In June 1926 a kitchen flue fire deposited cinders onto the roof of the National Park Inn, and the 20 year old structure was soon ablaze. The original Inn and an adjacent structure were completely destroyed. The Annex, however, survived the conflagration with minimal damage. The Longmire legacy would live on.
While it would seem that the Rainier National Park Co. should've been thrilled to be rid of the Inn, there must've been more to the story. Whether it was to take advantage of bookings, or a negotiation to build the second lodge at Paradise, or both, the RNPC moved immediately to dress up the Annex to function as a replacement Inn.
History tells us that the Annex was remodeled and opened as The National Park Inn in less than a month. This involved removing office and gift shop walls to create a dining room, converting other offices to guest rooms, and adding a veranda to the front and a kitchen to the rear. Business proceeded, but with a fraction of the room count prior to the fire.
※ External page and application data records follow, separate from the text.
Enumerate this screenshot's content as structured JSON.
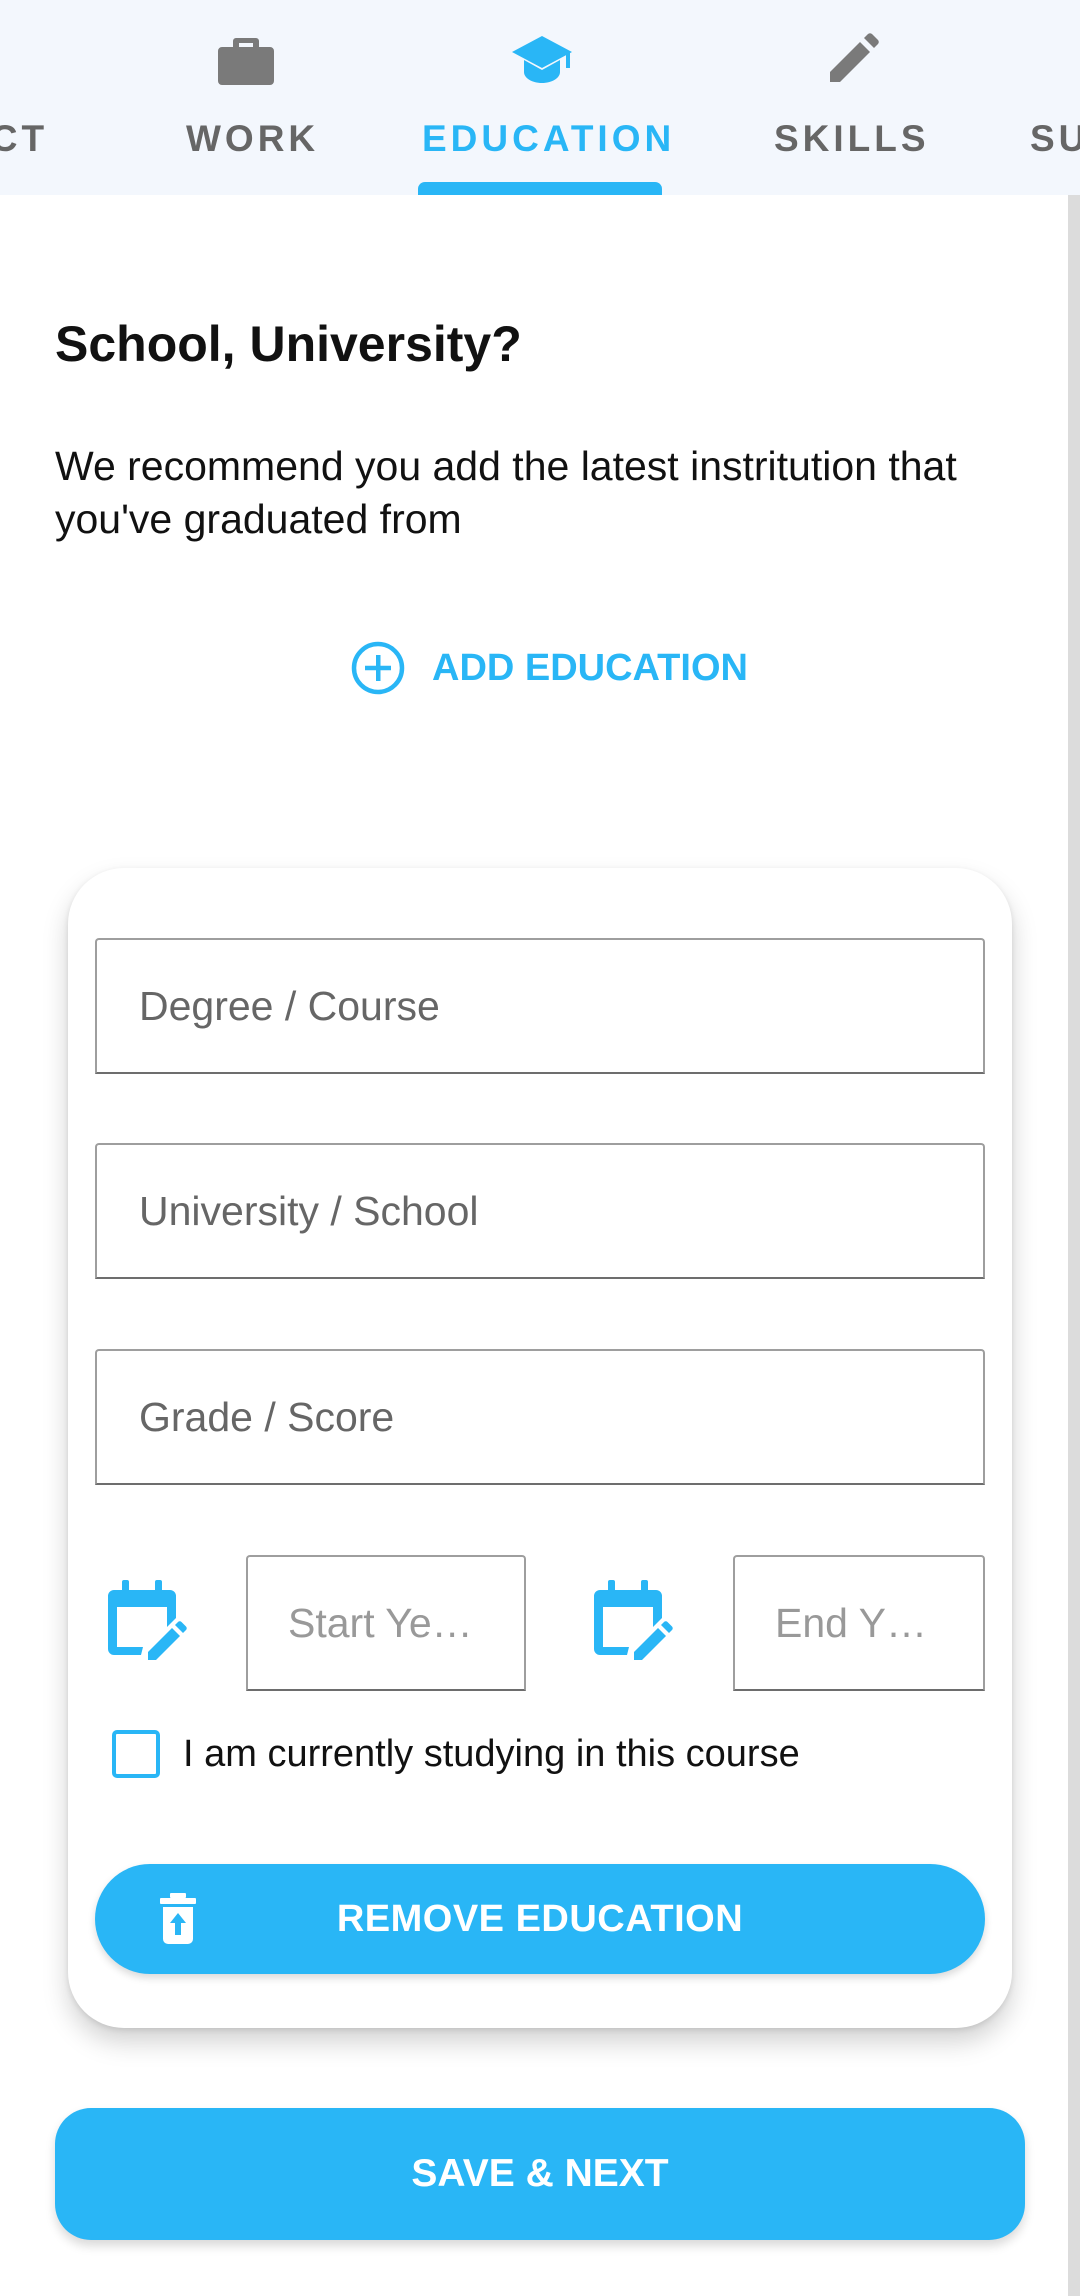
{
  "tabs": [
    {
      "label": "ACT",
      "icon": "contact-icon",
      "active": false
    },
    {
      "label": "WORK",
      "icon": "briefcase-icon",
      "active": false
    },
    {
      "label": "EDUCATION",
      "icon": "graduation-cap-icon",
      "active": true
    },
    {
      "label": "SKILLS",
      "icon": "pencil-icon",
      "active": false
    },
    {
      "label": "SU",
      "icon": "",
      "active": false
    }
  ],
  "section": {
    "title": "School, University?",
    "description": "We recommend you add the latest instritution that you've graduated from"
  },
  "add_education": {
    "label": "ADD EDUCATION",
    "icon": "add-circle-icon"
  },
  "education_form": {
    "degree": {
      "placeholder": "Degree / Course",
      "value": ""
    },
    "school": {
      "placeholder": "University / School",
      "value": ""
    },
    "grade": {
      "placeholder": "Grade / Score",
      "value": ""
    },
    "start_year": {
      "placeholder": "Start Ye…",
      "value": "",
      "icon": "calendar-edit-icon"
    },
    "end_year": {
      "placeholder": "End Y…",
      "value": "",
      "icon": "calendar-edit-icon"
    },
    "currently_studying": {
      "label": "I am currently studying in this course",
      "checked": false
    },
    "remove_button": {
      "label": "REMOVE EDUCATION",
      "icon": "trash-icon"
    }
  },
  "save_button": {
    "label": "SAVE & NEXT"
  },
  "colors": {
    "accent": "#29b6f6",
    "tabbar_bg": "#f3f7fd",
    "inactive_tab": "#666666"
  }
}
The National Park Service, meanwhile, put more resources into Longmire than nearly anywhere else at Mt. Rainier. Park headquarters and a sprawling campground were located near the Inn, and a terrific service station with a gasoline island was built in 1929. This fine example of parkitecture still stands adjacent to the Inn. During the 1930s, with the Civilian Conservation Corps seemingly at its disposal, the Longmire area saw a flurry of construction activity. It was during this time that the guest room interiors were remodeled at the National Park Inn.
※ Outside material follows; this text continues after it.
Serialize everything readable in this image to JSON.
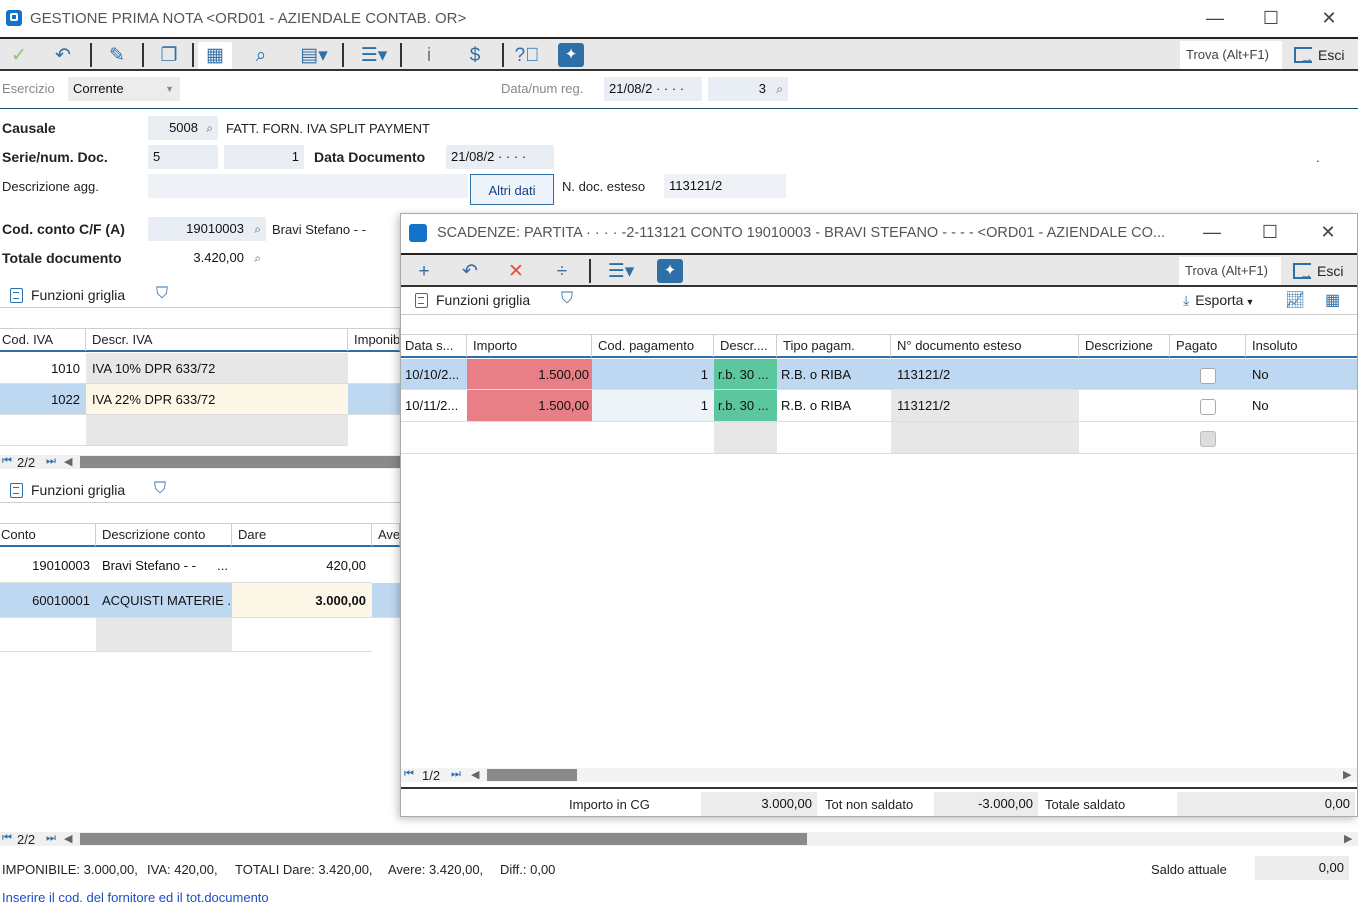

Above, a service station in the "parkitecture" style was built in 1929. Although it stands empty today, the structure is protected. National Park Service photo.
When America finally pulled itself out of the Great Depression and the Park Service had the funds (and politicians the will) to spend on improvements, the National Park Inn was an easy target. But just as the call to remove and replace was gaining momentum, World War II gave the Inn yet another reprieve. This was to be a recurring pattern for the National Park Inn...various superintendents and authorities would declare it obsolete, proposing modern "auto camps" and then motels as time went on. But because the Inn was sort of a forgotten stepchild, the NPS tended to pass it by in favor of more glamorous things, just like the majority of the public motored past, bound for Paradise Inn.
A minority of the public, however, continued to head for the quieter, warmer scene at the National Park Inn through the years. And so it limped through the 1960s and into the 1970s, when a thing called "nostalgia" began to gain a foothold across the land. Indeed a majority of guests headed for Paradise -- or opted for the cookie-cutter motels outside the park. But a few said no, this little lodge is old and quirky; we prefer that. By the end of the 1980s it was treasured; a decade later it was protected. Thus, despite repeated efforts to kill it, the humble National Park Inn is a survivor.